(Input for this task)

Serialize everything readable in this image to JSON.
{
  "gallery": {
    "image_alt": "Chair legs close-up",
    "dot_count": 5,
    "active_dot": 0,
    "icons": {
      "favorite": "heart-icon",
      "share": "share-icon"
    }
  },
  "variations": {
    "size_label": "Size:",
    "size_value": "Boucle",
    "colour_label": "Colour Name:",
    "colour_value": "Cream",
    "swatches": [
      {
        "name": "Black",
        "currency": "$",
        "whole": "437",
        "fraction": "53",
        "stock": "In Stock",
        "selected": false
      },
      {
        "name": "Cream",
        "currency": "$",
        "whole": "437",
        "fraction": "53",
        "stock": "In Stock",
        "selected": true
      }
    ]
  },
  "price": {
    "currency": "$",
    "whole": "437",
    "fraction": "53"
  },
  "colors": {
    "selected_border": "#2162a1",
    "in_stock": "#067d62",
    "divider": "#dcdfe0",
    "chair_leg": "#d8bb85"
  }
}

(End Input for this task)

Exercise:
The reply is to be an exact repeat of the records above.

Answer box:
Serialize everything readable in this image to JSON.
{
  "gallery": {
    "image_alt": "Chair legs close-up",
    "dot_count": 5,
    "active_dot": 0,
    "icons": {
      "favorite": "heart-icon",
      "share": "share-icon"
    }
  },
  "variations": {
    "size_label": "Size:",
    "size_value": "Boucle",
    "colour_label": "Colour Name:",
    "colour_value": "Cream",
    "swatches": [
      {
        "name": "Black",
        "currency": "$",
        "whole": "437",
        "fraction": "53",
        "stock": "In Stock",
        "selected": false
      },
      {
        "name": "Cream",
        "currency": "$",
        "whole": "437",
        "fraction": "53",
        "stock": "In Stock",
        "selected": true
      }
    ]
  },
  "price": {
    "currency": "$",
    "whole": "437",
    "fraction": "53"
  },
  "colors": {
    "selected_border": "#2162a1",
    "in_stock": "#067d62",
    "divider": "#dcdfe0",
    "chair_leg": "#d8bb85"
  }
}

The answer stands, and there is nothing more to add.